Can exercise cure endometriosis? 

Please stop telling me yoga will cure all my problems! It’s easy to feel guilty about exercise or lack of, as an endo sufferer. It’s hard to stick to a routine when you can’t get out of bed for a week. 

Click here to see a list I made of the ridiculous and hurtful things people have said to me about endometriosis and illustrated each one with a cute yet grumpy animal.

Exercise is an important part of a healthy lifestyle, but it doesn’t cure a chronic illness. Whether you run 20 miles a day or one, neither will cure endo. The same goes for yoga, pilates, boxing, swimming, unicorn racing, underwater bowling or a yoga class on the moon.  Learning your limits and exercising when you are able to, is a far healthier approach. 

Can meditation cure endometriosis?

Breathe…and relax. Is that it? Am I cured? I’m a firm believer that mindset is everything, but I am under no illusion that meditation will cure my endometriosis. It might stop you from screaming at people who try to sell you crystals though. 

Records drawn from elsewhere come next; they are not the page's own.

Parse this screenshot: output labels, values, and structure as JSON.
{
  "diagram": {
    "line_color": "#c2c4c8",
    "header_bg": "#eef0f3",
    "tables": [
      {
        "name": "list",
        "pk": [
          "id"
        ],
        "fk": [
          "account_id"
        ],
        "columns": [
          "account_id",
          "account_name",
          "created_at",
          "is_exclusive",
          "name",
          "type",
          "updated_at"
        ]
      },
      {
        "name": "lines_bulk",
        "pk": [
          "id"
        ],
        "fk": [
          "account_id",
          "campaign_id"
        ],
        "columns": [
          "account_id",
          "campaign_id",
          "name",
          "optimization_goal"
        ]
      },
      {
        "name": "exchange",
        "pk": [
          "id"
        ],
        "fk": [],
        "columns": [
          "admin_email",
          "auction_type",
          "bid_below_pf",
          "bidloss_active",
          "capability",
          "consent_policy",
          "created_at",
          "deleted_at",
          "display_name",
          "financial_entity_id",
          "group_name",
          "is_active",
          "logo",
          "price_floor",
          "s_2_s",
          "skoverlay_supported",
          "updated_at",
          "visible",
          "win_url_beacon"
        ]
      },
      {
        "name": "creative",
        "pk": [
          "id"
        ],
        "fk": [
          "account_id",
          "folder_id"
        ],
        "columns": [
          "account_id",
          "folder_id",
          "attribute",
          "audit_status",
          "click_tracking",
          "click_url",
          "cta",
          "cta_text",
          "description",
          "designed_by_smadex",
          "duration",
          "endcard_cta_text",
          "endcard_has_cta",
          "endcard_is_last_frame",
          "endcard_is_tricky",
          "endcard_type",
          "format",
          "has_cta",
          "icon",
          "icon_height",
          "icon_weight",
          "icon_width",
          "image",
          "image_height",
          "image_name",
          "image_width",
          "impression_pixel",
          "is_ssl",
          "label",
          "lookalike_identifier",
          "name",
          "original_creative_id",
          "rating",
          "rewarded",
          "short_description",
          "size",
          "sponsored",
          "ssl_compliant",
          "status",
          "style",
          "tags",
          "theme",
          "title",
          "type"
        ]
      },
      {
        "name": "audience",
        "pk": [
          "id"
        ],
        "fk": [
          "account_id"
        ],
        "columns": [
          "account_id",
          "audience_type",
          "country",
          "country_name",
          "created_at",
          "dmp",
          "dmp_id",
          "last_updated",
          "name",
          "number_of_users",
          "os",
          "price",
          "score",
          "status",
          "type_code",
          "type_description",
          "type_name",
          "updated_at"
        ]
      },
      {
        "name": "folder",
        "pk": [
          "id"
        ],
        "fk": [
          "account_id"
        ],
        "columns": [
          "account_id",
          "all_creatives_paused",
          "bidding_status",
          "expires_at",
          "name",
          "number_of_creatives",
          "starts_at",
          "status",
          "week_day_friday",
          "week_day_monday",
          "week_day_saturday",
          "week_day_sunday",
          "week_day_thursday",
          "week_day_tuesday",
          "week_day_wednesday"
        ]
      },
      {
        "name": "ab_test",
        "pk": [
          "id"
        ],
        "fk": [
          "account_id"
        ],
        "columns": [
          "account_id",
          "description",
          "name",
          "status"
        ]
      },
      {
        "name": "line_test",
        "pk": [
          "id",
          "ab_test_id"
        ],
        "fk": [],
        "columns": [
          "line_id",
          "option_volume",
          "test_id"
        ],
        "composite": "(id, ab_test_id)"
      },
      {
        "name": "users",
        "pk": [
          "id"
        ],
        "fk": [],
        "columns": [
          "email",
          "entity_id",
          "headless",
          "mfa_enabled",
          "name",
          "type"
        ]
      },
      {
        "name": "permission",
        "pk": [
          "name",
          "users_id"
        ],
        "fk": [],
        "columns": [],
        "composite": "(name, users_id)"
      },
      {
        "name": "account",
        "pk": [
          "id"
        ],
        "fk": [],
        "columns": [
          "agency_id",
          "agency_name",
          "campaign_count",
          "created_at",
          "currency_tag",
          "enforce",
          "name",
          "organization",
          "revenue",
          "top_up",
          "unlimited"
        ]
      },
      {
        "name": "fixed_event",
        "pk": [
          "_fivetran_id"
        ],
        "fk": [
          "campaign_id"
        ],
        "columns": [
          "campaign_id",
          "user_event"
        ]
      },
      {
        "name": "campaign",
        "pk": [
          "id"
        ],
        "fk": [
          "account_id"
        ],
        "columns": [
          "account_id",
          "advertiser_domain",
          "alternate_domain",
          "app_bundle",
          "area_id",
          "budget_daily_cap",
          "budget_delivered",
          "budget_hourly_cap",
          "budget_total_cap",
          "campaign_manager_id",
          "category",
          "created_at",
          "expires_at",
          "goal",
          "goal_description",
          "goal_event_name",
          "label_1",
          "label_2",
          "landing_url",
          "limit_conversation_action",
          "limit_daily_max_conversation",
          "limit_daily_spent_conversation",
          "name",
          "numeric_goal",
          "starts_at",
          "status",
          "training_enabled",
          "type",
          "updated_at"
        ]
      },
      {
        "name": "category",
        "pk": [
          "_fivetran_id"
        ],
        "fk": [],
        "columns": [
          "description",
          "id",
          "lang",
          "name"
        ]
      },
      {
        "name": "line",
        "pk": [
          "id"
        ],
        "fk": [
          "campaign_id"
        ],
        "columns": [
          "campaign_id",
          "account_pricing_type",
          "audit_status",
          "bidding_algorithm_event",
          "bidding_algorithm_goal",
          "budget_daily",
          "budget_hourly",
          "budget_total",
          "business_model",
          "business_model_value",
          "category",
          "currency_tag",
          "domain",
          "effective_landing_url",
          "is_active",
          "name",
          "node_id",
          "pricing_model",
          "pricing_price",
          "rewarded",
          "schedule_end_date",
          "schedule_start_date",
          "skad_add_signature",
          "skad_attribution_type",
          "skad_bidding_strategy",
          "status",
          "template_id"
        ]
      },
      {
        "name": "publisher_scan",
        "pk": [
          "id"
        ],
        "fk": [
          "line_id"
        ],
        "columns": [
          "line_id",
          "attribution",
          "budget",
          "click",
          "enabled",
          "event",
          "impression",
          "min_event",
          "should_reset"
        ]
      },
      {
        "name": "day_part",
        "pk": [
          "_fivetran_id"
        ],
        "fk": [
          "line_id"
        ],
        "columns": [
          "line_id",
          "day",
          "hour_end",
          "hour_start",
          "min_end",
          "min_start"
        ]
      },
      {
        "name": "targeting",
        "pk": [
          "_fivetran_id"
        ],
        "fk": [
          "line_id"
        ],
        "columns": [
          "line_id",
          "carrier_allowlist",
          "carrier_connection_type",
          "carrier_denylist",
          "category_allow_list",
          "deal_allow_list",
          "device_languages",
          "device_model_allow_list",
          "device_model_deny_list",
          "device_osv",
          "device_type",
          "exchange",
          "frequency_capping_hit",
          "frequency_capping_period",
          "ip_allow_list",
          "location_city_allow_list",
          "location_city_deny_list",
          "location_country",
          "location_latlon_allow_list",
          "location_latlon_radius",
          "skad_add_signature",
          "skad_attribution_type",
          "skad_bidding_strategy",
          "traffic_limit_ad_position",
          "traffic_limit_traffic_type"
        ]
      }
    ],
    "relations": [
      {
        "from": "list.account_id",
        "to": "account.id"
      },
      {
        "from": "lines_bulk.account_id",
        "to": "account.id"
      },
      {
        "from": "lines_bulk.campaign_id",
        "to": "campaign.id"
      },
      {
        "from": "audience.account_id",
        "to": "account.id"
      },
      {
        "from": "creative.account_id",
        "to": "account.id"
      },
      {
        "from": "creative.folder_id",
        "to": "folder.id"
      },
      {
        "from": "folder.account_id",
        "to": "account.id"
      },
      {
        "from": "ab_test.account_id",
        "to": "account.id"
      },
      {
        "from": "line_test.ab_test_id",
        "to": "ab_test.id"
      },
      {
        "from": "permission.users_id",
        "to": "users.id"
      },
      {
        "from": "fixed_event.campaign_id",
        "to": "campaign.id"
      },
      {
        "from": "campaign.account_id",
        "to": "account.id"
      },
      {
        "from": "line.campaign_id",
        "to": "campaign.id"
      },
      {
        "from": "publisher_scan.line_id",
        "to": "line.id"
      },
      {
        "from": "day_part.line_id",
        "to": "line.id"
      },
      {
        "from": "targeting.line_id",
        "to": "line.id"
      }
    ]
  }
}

Learning breathing techniques for stress and pain management can be hugely beneficial. I’ve actually learnt how to enjoy my pain (disclaimer: I am in a lot more pain than a lot of people, so that may sound odd to you, but it’s just my way of coping) or maybe I’ve just got used to it, I’m not sure. But no, meditation will not cure endometriosis. For that matter, neither will crystals or herbs. 

Can acupuncture cure endometriosis?

Are you sensing a theme to this post? No, it won’t. Have I tried it? Yes. Did it cure me? No. Did it help me get pregnant? No. Did it drain my bank balance, because I was so desperate to be ok and have a baby that I gave someone money to stick pins in me? Yes. I took one for the team there, so that you don’t have to. It doesn’t work on endo. Buy yourself a handbag or something instead.

I’m not completely raining on your acupuncture parade, however. Like so many alternative therapies, what works for some may not work for others. Acupuncture certainly has its benefits for some people, but to suggest it can cure a debilitating condition, that can’t even be cured by surgery, is ignorant. Try it for symptom management, it might work for you, but don’t expect it to cure you. 

Will simply forgetting about it cure endometriosis?

Oh shut up. Believing a disease can be cured by forgetting about it is a ridiculous notion. It’s hurtful and unhelpful. Just because you can’t see endometriosis and a sufferer may not look sick, it doesn’t mean it can be forgotten. Would you advise someone with their leg hanging off to just forget about it? Absolutely no one in chronic pain has ever gotten better by simply forgetting about it. 

But I thought you said you’d learned to handle pain better?

I have learned to change my mindset regarding pain. I believe I now have a different way of looking at it to most people – including the well-meaning hippies who tell me it’s all in the mind. I do believe that dwelling on pain and unfortunate circumstances is not the answer. I am currently undergoing my own little experiment to see how mindset can improve endometriosis and fertility. Stay tuned! 

These are Emma’s personal views, and they’re 100% valid, but it’s important to note that not everyone has the same experience of endometriosis! Another contributor feels that diet has actually cured her of all symptoms, while others swear by different methods. We’re following up all of the different views and opinions, to help you to find the best answers for you!